Search each line below for the word "this" and list those that contain it.

[Data records for software interfaces]
※
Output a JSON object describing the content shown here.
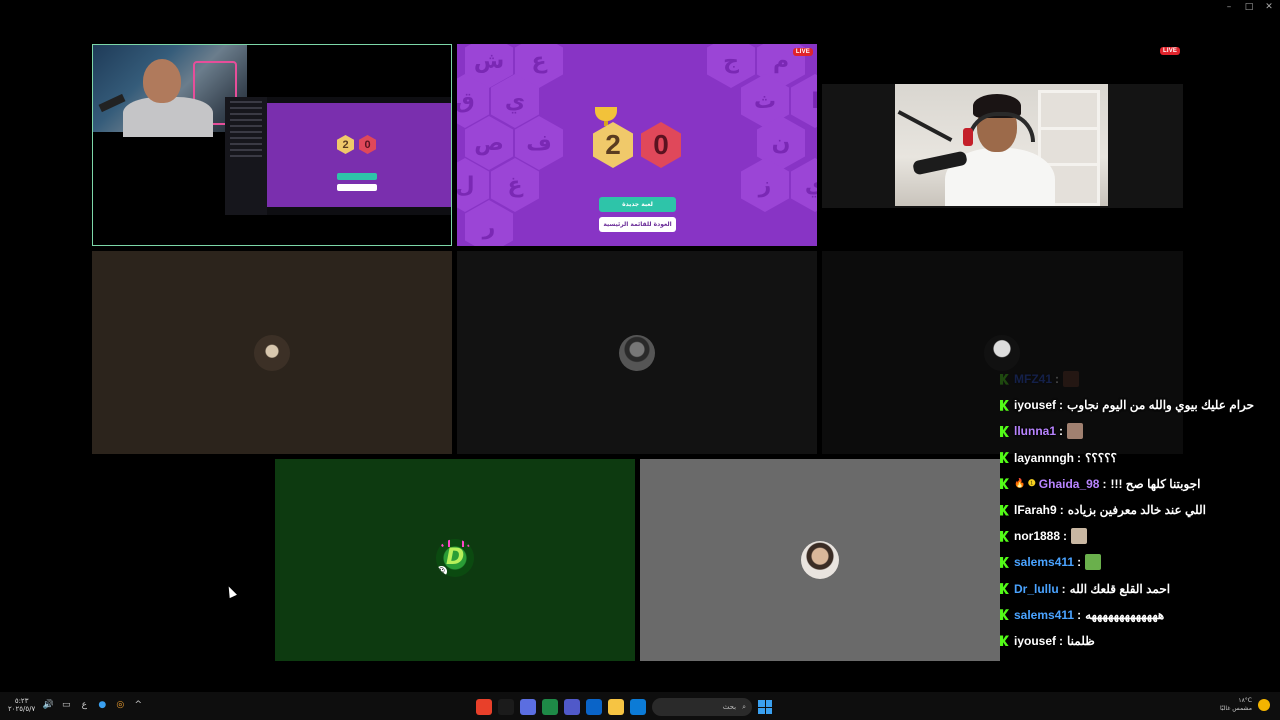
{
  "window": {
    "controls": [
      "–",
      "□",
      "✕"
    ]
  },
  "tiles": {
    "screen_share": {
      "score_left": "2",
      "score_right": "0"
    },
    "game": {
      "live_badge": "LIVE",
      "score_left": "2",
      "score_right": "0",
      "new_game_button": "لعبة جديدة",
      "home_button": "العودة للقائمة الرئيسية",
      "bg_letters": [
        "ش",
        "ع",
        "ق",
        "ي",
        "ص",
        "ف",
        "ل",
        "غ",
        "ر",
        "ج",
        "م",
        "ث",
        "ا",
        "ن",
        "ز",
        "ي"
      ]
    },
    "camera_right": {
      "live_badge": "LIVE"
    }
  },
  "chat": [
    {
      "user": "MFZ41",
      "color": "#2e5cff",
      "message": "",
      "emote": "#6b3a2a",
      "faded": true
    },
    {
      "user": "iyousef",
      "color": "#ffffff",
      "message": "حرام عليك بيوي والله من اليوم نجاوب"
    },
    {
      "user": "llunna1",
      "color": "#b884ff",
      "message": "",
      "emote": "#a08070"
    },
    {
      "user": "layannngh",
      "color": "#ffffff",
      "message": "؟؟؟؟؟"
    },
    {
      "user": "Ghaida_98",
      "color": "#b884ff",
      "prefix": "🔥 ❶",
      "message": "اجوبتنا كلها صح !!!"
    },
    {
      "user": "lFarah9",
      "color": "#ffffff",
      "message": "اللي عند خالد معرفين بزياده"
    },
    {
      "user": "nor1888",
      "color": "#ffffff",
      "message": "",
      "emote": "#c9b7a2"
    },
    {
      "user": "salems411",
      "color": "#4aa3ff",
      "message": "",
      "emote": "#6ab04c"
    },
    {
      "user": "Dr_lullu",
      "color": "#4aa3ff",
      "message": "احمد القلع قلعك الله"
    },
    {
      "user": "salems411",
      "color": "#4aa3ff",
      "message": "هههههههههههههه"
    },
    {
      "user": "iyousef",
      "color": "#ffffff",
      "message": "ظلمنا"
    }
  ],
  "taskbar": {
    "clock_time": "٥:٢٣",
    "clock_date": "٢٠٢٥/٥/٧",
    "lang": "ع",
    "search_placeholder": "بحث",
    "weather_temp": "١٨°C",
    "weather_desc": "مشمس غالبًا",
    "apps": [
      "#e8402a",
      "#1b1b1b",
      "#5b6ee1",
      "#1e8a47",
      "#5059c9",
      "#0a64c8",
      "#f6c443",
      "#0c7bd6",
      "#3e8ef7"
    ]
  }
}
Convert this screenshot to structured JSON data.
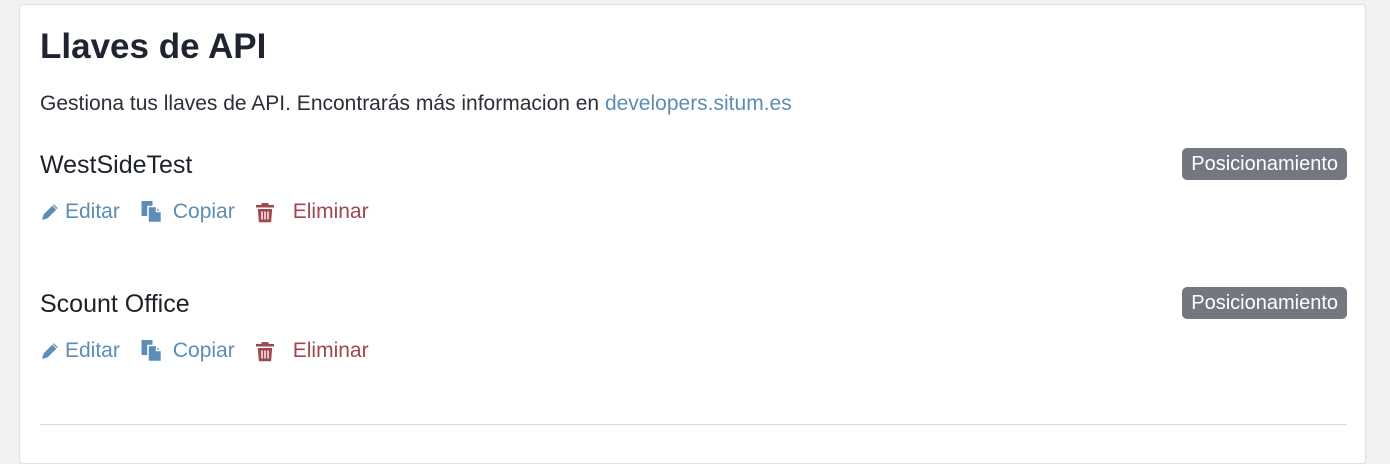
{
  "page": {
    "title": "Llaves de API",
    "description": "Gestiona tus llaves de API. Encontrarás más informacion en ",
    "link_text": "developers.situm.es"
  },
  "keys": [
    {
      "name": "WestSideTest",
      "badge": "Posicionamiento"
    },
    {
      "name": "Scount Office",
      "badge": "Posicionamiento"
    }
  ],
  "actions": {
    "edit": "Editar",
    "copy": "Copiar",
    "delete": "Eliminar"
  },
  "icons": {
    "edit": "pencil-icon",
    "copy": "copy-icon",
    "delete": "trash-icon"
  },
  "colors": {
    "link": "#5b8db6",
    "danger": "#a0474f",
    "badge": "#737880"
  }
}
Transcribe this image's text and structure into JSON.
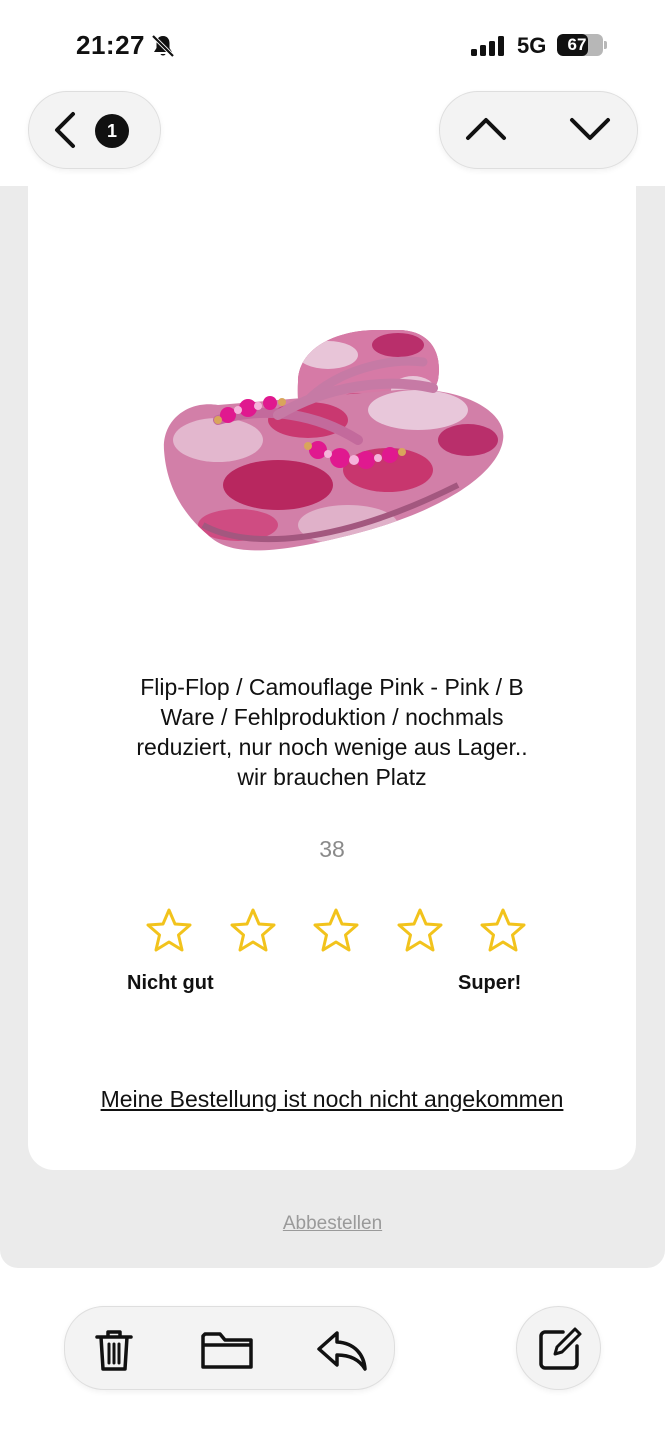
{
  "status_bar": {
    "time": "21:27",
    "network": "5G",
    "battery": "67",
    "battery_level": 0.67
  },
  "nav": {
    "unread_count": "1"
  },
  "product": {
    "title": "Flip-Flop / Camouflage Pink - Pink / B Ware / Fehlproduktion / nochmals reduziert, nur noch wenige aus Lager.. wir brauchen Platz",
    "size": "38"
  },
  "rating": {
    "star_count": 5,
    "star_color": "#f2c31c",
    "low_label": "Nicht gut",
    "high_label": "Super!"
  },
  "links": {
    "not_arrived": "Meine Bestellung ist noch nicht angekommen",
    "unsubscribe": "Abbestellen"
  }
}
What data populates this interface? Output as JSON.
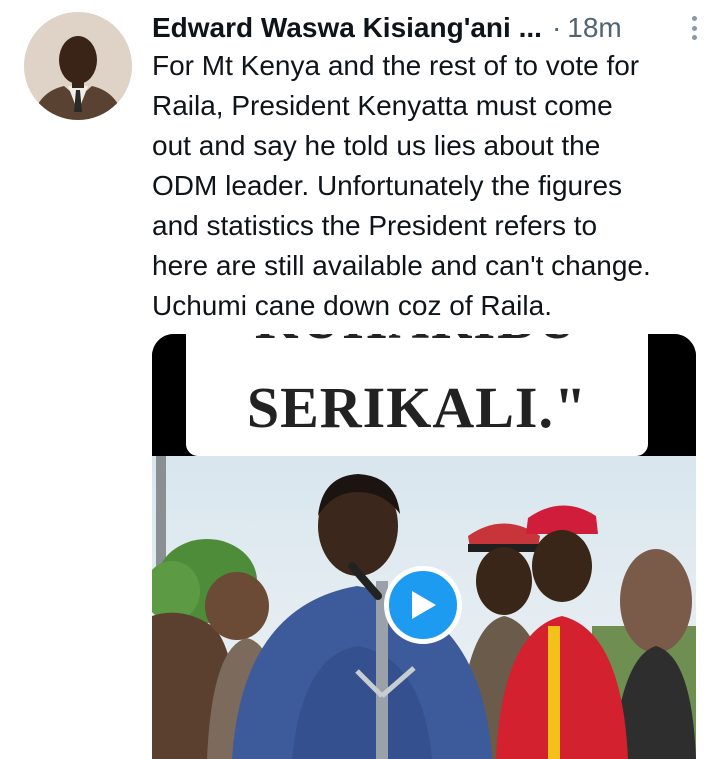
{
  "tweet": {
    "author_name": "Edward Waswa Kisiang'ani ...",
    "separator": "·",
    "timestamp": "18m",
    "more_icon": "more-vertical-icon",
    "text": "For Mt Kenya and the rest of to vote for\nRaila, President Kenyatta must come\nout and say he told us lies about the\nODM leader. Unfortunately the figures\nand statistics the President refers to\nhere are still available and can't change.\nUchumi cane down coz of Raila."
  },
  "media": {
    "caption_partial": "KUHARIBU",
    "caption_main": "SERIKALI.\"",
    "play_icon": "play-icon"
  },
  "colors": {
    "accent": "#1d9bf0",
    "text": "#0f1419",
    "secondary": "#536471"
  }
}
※
=== Response box ===
Convert this screenshot to structured JSON data.
Transcribe this image's text and structure into JSON.
What data populates this interface? Output as JSON.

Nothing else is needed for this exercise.